2005 Donruss Greats isn’t considered a “fan favorite set”, but there can be a strong case made to call it such. The checklist has an abundance of Hall-of-Famers such as Roberto Clemente, Bob Gibson, Al Kaline, and Willie Mays and a heavy chunk of modern players such as Alex Rodriguez, Jason Bay, Ichiro Suzuki, and Chipper Jones. So why am I calling it a fan favorite set? The rest of the checklist includes names such as Terry Pendleton, Minnie Minoso, Dwight Evans, Tony Oliva, and Marty Marion. To the average major league fan… who the hell are they? But to Braves fans, Twins fans, and White Sox fans, they were solid players that didn’t dominate the headlines but put their team in a good position to win a ballgame every night. They often have a charming and pleasurable personality to go along with their talents, a very rare combination in sports. These players are often regarded as “fan favorites”. For Yankees fans, Nick Swisher is considered a fan favorite because despite having to play in the shadow of Jeter and A-Rod, he puts up good numbers while retaining his great personality to the fans. What team wouldn’t want that?

Fan favorite sets are usually quite popular among the hobby. Collectors get a chance to pick up a card (or an autograph/relic) of a favorite player that sometimes wouldn’t be featured in a regular set. And for people who (gasp) sell their cards, there’s always a market for them. 2005 Donruss Greats gave us another great aspect of fan favorite sets; autographed cards of these players we love!
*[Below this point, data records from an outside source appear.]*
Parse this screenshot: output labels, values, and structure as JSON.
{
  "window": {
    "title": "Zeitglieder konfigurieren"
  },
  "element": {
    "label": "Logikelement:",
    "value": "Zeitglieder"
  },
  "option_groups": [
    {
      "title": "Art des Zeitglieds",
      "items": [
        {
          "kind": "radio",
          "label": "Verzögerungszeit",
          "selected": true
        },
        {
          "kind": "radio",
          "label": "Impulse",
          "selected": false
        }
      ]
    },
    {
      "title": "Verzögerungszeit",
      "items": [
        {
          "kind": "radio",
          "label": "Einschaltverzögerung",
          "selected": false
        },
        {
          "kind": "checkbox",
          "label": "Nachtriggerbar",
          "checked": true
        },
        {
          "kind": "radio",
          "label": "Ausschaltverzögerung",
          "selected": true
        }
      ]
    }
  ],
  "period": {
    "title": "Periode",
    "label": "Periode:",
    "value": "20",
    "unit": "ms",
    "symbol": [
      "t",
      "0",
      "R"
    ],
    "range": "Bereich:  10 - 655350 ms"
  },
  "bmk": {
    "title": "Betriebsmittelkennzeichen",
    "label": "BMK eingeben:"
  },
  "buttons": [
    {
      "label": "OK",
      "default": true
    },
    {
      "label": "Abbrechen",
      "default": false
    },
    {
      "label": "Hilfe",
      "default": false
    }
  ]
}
Good Lord, I miss Donruss.

So when this baby popped up on the Bay, I knew it had to be in my possession.

Donruss Greats Signature Gold HoloFoil #35: Harold Reynolds The inscription had me skeptical at first, all the other autographed cards of Reynolds had nothing but his signature. However, the seller pointed me out to a few other auctions that had autographed cards of Bobby Doerr and Kent Hrbek with inscriptions.

Harold Reynolds was a solid second baseman for the Seattle Mariners. He led the league in stolen bases in 1987 (which the inscription indicates) and won three Gold Gloves for his superb defense. However, many know him now as an analyst and commentator for MLB Network, and a previous analyst for ESPN Baseball Tonight. He was fired from the network because of an alleged sexual harassment lawsuit filed by a female co-worker. A whole mess ensued with the ordeal; Reynolds claims it was a misunderstood and sued ESPN for money owed to him for his contract and for the network failing to keep the matter “behind the scenes”. Reynolds’ “departure”, in my opinon, led to the downfall of Baseball Tonight as an entertaining and informative broadcast to a joke of a show (much like the entire ESPN network). Reynolds was by the far the best commentator on the program and always outshined his peers (although it’s not too hard to outshine John Kruk). I’m glad he’s back on the tube with MLB Network where he can display his great baseball mind.

Wow, that was a long rant. I just wanted to show you guys the card. My bad.

1 comment:

  1. I love fan favorites... it's a big part of collecting for me. As an A's fan... obtaining autographs of Terry Steinbach, Mike Norris, and Dave Stewart were just as exciting as getting autographs of Jason Giambi, Jose Canseco, and Dennis Eckersley.